[Opening DATA FOR THIS EXERCISE section]
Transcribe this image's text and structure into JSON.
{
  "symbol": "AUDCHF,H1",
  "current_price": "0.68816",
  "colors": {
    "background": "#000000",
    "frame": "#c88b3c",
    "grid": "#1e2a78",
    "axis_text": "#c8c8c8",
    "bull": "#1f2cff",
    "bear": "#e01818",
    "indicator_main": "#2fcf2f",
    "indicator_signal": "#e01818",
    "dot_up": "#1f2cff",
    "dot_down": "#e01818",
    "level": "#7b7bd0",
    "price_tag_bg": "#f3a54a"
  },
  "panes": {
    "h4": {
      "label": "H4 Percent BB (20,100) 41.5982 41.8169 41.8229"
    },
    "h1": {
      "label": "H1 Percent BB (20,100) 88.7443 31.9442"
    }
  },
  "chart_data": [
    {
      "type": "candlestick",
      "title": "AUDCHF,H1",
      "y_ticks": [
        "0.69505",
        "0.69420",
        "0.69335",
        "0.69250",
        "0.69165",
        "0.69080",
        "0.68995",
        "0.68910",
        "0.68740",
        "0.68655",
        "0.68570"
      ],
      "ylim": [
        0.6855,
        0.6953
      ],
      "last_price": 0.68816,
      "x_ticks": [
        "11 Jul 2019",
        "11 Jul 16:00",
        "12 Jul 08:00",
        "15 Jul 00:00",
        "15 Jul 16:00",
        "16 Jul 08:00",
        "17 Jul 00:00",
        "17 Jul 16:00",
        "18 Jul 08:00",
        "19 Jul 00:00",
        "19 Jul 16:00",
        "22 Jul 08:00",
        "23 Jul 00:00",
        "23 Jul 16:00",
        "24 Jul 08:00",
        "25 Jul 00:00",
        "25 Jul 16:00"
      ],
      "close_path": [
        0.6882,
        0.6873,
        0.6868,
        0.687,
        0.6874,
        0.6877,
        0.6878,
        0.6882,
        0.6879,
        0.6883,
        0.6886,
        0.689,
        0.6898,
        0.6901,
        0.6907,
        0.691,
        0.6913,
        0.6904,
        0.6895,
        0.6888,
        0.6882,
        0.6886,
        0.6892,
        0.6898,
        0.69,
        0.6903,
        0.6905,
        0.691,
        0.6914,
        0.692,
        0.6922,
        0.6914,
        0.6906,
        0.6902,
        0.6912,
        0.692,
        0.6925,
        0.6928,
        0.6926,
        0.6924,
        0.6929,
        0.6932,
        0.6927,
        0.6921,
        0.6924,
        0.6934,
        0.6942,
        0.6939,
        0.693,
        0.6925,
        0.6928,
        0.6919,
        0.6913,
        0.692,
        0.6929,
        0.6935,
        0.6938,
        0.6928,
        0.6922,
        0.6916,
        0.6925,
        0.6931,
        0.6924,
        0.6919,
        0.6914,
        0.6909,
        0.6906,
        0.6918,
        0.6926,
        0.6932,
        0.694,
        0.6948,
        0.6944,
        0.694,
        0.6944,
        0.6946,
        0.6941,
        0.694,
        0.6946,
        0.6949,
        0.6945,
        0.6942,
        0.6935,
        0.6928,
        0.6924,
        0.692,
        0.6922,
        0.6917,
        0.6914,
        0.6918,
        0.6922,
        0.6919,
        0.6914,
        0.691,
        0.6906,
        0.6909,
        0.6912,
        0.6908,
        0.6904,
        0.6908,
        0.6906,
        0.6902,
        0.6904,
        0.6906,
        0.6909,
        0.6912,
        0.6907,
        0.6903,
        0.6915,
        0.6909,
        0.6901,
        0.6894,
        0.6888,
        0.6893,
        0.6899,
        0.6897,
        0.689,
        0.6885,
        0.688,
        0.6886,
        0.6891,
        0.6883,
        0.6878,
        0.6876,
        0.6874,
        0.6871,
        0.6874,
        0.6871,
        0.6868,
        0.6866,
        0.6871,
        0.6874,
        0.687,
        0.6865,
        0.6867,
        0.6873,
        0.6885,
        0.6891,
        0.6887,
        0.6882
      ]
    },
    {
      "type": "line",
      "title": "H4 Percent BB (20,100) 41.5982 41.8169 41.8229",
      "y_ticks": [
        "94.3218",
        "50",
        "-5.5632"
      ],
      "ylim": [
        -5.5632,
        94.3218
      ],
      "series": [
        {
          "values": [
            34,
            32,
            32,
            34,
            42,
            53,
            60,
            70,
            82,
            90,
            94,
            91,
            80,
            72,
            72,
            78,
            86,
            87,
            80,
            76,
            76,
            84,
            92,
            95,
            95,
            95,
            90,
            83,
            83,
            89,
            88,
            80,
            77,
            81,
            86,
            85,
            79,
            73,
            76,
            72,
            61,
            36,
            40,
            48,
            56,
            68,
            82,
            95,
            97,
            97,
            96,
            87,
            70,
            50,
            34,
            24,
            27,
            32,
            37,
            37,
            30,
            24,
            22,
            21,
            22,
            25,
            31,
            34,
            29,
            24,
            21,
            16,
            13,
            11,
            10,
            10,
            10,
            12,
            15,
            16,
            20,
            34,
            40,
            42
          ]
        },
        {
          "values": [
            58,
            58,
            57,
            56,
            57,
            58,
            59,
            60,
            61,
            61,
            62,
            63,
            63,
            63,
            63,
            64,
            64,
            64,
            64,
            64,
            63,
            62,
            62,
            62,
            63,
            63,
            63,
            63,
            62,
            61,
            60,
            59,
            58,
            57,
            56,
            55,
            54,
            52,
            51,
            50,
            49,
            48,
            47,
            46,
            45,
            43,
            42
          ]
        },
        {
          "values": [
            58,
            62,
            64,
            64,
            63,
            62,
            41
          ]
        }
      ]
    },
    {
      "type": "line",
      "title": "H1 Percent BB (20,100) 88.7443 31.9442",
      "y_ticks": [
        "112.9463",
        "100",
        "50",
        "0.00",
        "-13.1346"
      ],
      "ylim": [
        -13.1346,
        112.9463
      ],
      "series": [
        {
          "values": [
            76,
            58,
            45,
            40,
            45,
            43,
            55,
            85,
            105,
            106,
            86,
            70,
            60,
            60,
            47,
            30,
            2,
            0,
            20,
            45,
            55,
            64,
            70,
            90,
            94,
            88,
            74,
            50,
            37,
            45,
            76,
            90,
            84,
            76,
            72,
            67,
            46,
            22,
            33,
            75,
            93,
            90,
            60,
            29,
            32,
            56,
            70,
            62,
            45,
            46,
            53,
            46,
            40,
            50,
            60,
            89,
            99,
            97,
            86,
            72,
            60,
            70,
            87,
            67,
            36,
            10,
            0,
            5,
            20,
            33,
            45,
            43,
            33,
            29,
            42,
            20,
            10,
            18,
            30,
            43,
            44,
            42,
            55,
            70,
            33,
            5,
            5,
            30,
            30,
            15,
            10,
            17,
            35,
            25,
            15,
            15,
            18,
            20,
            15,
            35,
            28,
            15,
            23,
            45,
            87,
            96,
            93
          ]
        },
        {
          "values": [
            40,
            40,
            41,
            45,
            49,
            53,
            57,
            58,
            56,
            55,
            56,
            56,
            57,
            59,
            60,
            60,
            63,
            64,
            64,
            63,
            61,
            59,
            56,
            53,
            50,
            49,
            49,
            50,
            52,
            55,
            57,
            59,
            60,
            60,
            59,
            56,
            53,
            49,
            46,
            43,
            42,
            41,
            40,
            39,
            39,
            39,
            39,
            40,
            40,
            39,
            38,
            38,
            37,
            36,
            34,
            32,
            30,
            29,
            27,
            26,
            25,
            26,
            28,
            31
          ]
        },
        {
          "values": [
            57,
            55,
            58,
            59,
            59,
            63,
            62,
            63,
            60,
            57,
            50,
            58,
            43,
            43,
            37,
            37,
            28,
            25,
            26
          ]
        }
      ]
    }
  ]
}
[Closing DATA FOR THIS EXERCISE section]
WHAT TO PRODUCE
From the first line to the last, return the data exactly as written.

WRITTEN RESPONSE
Transcribe this image's text and structure into JSON.
{
  "symbol": "AUDCHF,H1",
  "current_price": "0.68816",
  "colors": {
    "background": "#000000",
    "frame": "#c88b3c",
    "grid": "#1e2a78",
    "axis_text": "#c8c8c8",
    "bull": "#1f2cff",
    "bear": "#e01818",
    "indicator_main": "#2fcf2f",
    "indicator_signal": "#e01818",
    "dot_up": "#1f2cff",
    "dot_down": "#e01818",
    "level": "#7b7bd0",
    "price_tag_bg": "#f3a54a"
  },
  "panes": {
    "h4": {
      "label": "H4 Percent BB (20,100) 41.5982 41.8169 41.8229"
    },
    "h1": {
      "label": "H1 Percent BB (20,100) 88.7443 31.9442"
    }
  },
  "chart_data": [
    {
      "type": "candlestick",
      "title": "AUDCHF,H1",
      "y_ticks": [
        "0.69505",
        "0.69420",
        "0.69335",
        "0.69250",
        "0.69165",
        "0.69080",
        "0.68995",
        "0.68910",
        "0.68740",
        "0.68655",
        "0.68570"
      ],
      "ylim": [
        0.6855,
        0.6953
      ],
      "last_price": 0.68816,
      "x_ticks": [
        "11 Jul 2019",
        "11 Jul 16:00",
        "12 Jul 08:00",
        "15 Jul 00:00",
        "15 Jul 16:00",
        "16 Jul 08:00",
        "17 Jul 00:00",
        "17 Jul 16:00",
        "18 Jul 08:00",
        "19 Jul 00:00",
        "19 Jul 16:00",
        "22 Jul 08:00",
        "23 Jul 00:00",
        "23 Jul 16:00",
        "24 Jul 08:00",
        "25 Jul 00:00",
        "25 Jul 16:00"
      ],
      "close_path": [
        0.6882,
        0.6873,
        0.6868,
        0.687,
        0.6874,
        0.6877,
        0.6878,
        0.6882,
        0.6879,
        0.6883,
        0.6886,
        0.689,
        0.6898,
        0.6901,
        0.6907,
        0.691,
        0.6913,
        0.6904,
        0.6895,
        0.6888,
        0.6882,
        0.6886,
        0.6892,
        0.6898,
        0.69,
        0.6903,
        0.6905,
        0.691,
        0.6914,
        0.692,
        0.6922,
        0.6914,
        0.6906,
        0.6902,
        0.6912,
        0.692,
        0.6925,
        0.6928,
        0.6926,
        0.6924,
        0.6929,
        0.6932,
        0.6927,
        0.6921,
        0.6924,
        0.6934,
        0.6942,
        0.6939,
        0.693,
        0.6925,
        0.6928,
        0.6919,
        0.6913,
        0.692,
        0.6929,
        0.6935,
        0.6938,
        0.6928,
        0.6922,
        0.6916,
        0.6925,
        0.6931,
        0.6924,
        0.6919,
        0.6914,
        0.6909,
        0.6906,
        0.6918,
        0.6926,
        0.6932,
        0.694,
        0.6948,
        0.6944,
        0.694,
        0.6944,
        0.6946,
        0.6941,
        0.694,
        0.6946,
        0.6949,
        0.6945,
        0.6942,
        0.6935,
        0.6928,
        0.6924,
        0.692,
        0.6922,
        0.6917,
        0.6914,
        0.6918,
        0.6922,
        0.6919,
        0.6914,
        0.691,
        0.6906,
        0.6909,
        0.6912,
        0.6908,
        0.6904,
        0.6908,
        0.6906,
        0.6902,
        0.6904,
        0.6906,
        0.6909,
        0.6912,
        0.6907,
        0.6903,
        0.6915,
        0.6909,
        0.6901,
        0.6894,
        0.6888,
        0.6893,
        0.6899,
        0.6897,
        0.689,
        0.6885,
        0.688,
        0.6886,
        0.6891,
        0.6883,
        0.6878,
        0.6876,
        0.6874,
        0.6871,
        0.6874,
        0.6871,
        0.6868,
        0.6866,
        0.6871,
        0.6874,
        0.687,
        0.6865,
        0.6867,
        0.6873,
        0.6885,
        0.6891,
        0.6887,
        0.6882
      ]
    },
    {
      "type": "line",
      "title": "H4 Percent BB (20,100) 41.5982 41.8169 41.8229",
      "y_ticks": [
        "94.3218",
        "50",
        "-5.5632"
      ],
      "ylim": [
        -5.5632,
        94.3218
      ],
      "series": [
        {
          "values": [
            34,
            32,
            32,
            34,
            42,
            53,
            60,
            70,
            82,
            90,
            94,
            91,
            80,
            72,
            72,
            78,
            86,
            87,
            80,
            76,
            76,
            84,
            92,
            95,
            95,
            95,
            90,
            83,
            83,
            89,
            88,
            80,
            77,
            81,
            86,
            85,
            79,
            73,
            76,
            72,
            61,
            36,
            40,
            48,
            56,
            68,
            82,
            95,
            97,
            97,
            96,
            87,
            70,
            50,
            34,
            24,
            27,
            32,
            37,
            37,
            30,
            24,
            22,
            21,
            22,
            25,
            31,
            34,
            29,
            24,
            21,
            16,
            13,
            11,
            10,
            10,
            10,
            12,
            15,
            16,
            20,
            34,
            40,
            42
          ]
        },
        {
          "values": [
            58,
            58,
            57,
            56,
            57,
            58,
            59,
            60,
            61,
            61,
            62,
            63,
            63,
            63,
            63,
            64,
            64,
            64,
            64,
            64,
            63,
            62,
            62,
            62,
            63,
            63,
            63,
            63,
            62,
            61,
            60,
            59,
            58,
            57,
            56,
            55,
            54,
            52,
            51,
            50,
            49,
            48,
            47,
            46,
            45,
            43,
            42
          ]
        },
        {
          "values": [
            58,
            62,
            64,
            64,
            63,
            62,
            41
          ]
        }
      ]
    },
    {
      "type": "line",
      "title": "H1 Percent BB (20,100) 88.7443 31.9442",
      "y_ticks": [
        "112.9463",
        "100",
        "50",
        "0.00",
        "-13.1346"
      ],
      "ylim": [
        -13.1346,
        112.9463
      ],
      "series": [
        {
          "values": [
            76,
            58,
            45,
            40,
            45,
            43,
            55,
            85,
            105,
            106,
            86,
            70,
            60,
            60,
            47,
            30,
            2,
            0,
            20,
            45,
            55,
            64,
            70,
            90,
            94,
            88,
            74,
            50,
            37,
            45,
            76,
            90,
            84,
            76,
            72,
            67,
            46,
            22,
            33,
            75,
            93,
            90,
            60,
            29,
            32,
            56,
            70,
            62,
            45,
            46,
            53,
            46,
            40,
            50,
            60,
            89,
            99,
            97,
            86,
            72,
            60,
            70,
            87,
            67,
            36,
            10,
            0,
            5,
            20,
            33,
            45,
            43,
            33,
            29,
            42,
            20,
            10,
            18,
            30,
            43,
            44,
            42,
            55,
            70,
            33,
            5,
            5,
            30,
            30,
            15,
            10,
            17,
            35,
            25,
            15,
            15,
            18,
            20,
            15,
            35,
            28,
            15,
            23,
            45,
            87,
            96,
            93
          ]
        },
        {
          "values": [
            40,
            40,
            41,
            45,
            49,
            53,
            57,
            58,
            56,
            55,
            56,
            56,
            57,
            59,
            60,
            60,
            63,
            64,
            64,
            63,
            61,
            59,
            56,
            53,
            50,
            49,
            49,
            50,
            52,
            55,
            57,
            59,
            60,
            60,
            59,
            56,
            53,
            49,
            46,
            43,
            42,
            41,
            40,
            39,
            39,
            39,
            39,
            40,
            40,
            39,
            38,
            38,
            37,
            36,
            34,
            32,
            30,
            29,
            27,
            26,
            25,
            26,
            28,
            31
          ]
        },
        {
          "values": [
            57,
            55,
            58,
            59,
            59,
            63,
            62,
            63,
            60,
            57,
            50,
            58,
            43,
            43,
            37,
            37,
            28,
            25,
            26
          ]
        }
      ]
    }
  ]
}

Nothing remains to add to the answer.